→ The task
Could you tally the lines of the entries that carry the string "title"? Reply with the number and nothing more.

Dataset rows describing interfaces
──────

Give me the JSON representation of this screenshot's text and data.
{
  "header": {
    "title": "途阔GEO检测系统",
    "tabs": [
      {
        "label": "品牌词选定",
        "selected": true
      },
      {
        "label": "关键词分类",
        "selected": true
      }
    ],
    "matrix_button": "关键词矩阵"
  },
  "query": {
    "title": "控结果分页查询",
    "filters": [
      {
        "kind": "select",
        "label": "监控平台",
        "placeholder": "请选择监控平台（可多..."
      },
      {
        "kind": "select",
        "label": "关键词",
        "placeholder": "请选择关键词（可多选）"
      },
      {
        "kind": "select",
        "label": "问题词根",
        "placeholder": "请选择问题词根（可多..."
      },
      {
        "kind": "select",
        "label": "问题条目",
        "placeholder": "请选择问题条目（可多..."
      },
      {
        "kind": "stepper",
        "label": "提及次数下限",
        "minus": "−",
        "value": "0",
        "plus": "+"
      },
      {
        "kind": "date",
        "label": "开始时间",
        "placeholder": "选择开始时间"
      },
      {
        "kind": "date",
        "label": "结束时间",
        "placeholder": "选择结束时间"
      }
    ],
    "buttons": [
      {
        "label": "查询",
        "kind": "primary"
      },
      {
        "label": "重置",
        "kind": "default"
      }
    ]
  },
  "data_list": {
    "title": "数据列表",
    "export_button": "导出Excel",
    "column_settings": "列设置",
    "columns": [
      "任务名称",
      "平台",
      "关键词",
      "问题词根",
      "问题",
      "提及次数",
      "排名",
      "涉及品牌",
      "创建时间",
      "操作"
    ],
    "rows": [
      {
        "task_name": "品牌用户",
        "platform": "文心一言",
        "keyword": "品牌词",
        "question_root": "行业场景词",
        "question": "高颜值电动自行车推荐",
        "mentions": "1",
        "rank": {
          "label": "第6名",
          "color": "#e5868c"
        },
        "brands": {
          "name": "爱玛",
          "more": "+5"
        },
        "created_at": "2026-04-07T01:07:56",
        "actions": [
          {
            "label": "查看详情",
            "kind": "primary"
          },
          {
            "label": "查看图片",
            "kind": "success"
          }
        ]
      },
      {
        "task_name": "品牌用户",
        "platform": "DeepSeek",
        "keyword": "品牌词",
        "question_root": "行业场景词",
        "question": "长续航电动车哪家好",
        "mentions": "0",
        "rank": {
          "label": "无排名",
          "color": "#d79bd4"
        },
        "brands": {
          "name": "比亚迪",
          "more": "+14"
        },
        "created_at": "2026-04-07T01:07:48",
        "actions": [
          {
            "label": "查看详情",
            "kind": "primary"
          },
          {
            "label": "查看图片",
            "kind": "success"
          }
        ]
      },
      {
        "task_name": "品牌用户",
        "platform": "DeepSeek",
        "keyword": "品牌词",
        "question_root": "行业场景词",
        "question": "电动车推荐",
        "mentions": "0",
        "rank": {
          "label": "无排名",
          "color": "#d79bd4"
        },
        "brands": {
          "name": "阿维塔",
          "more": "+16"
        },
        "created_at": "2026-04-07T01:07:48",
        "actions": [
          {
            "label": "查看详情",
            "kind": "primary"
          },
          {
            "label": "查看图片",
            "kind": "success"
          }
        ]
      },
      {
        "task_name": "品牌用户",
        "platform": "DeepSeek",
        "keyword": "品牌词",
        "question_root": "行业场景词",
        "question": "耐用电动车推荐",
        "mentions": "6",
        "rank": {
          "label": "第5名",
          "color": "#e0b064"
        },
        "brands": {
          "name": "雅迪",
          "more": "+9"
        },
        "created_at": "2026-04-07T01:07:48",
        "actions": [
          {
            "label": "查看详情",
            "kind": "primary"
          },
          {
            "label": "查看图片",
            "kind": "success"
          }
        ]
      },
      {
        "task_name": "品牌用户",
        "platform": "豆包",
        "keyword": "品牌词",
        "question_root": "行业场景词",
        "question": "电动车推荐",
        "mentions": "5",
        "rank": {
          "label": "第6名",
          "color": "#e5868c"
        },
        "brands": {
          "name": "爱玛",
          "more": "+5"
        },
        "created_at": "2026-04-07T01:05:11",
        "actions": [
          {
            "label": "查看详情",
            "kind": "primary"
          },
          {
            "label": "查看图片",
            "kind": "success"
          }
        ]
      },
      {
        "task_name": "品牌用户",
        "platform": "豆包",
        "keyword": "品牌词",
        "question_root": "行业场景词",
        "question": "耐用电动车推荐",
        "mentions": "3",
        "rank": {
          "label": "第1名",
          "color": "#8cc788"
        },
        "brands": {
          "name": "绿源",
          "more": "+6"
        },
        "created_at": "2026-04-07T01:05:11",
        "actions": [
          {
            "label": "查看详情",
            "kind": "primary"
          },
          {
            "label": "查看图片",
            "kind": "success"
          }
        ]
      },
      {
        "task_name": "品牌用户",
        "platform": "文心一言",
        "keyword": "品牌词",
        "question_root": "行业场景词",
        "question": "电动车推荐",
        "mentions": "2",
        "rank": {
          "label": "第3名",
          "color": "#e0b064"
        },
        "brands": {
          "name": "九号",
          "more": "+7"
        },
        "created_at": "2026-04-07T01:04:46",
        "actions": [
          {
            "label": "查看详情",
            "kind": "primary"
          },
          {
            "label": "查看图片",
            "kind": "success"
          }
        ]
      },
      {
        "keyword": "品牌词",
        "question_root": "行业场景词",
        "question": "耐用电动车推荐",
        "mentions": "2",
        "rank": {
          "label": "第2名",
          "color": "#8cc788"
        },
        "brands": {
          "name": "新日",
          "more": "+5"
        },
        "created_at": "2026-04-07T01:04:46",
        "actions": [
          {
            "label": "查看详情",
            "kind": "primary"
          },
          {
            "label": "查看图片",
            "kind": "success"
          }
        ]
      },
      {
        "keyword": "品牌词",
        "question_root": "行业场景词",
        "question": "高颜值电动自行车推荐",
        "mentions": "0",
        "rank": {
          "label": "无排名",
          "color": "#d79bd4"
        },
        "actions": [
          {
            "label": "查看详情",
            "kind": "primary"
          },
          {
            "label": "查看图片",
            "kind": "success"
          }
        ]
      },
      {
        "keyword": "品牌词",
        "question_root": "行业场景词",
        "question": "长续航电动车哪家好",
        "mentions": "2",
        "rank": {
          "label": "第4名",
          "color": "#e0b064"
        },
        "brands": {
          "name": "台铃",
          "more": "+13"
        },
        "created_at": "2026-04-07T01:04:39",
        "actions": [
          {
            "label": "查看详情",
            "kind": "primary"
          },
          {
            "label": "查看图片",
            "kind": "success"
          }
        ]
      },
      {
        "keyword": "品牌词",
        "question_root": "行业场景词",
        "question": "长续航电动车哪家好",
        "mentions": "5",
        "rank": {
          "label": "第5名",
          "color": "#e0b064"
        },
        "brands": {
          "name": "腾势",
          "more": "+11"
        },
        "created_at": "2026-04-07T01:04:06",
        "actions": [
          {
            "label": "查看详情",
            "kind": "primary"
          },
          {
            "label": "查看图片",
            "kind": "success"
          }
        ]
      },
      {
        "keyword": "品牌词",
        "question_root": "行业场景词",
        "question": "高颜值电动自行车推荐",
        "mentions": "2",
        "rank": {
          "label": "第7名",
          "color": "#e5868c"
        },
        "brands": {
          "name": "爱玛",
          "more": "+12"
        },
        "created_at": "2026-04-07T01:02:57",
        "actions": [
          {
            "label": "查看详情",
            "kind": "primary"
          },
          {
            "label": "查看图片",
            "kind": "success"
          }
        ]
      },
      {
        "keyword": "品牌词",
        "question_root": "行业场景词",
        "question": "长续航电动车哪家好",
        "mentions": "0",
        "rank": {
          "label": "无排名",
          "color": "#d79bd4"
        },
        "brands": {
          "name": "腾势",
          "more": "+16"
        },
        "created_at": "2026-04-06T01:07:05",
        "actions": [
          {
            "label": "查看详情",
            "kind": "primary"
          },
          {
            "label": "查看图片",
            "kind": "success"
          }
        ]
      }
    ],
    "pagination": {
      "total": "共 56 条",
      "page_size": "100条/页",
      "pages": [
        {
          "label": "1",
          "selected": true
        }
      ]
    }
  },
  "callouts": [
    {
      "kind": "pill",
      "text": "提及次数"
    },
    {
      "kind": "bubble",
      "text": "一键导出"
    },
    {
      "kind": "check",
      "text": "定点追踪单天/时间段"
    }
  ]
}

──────

→ Response for this exercise
3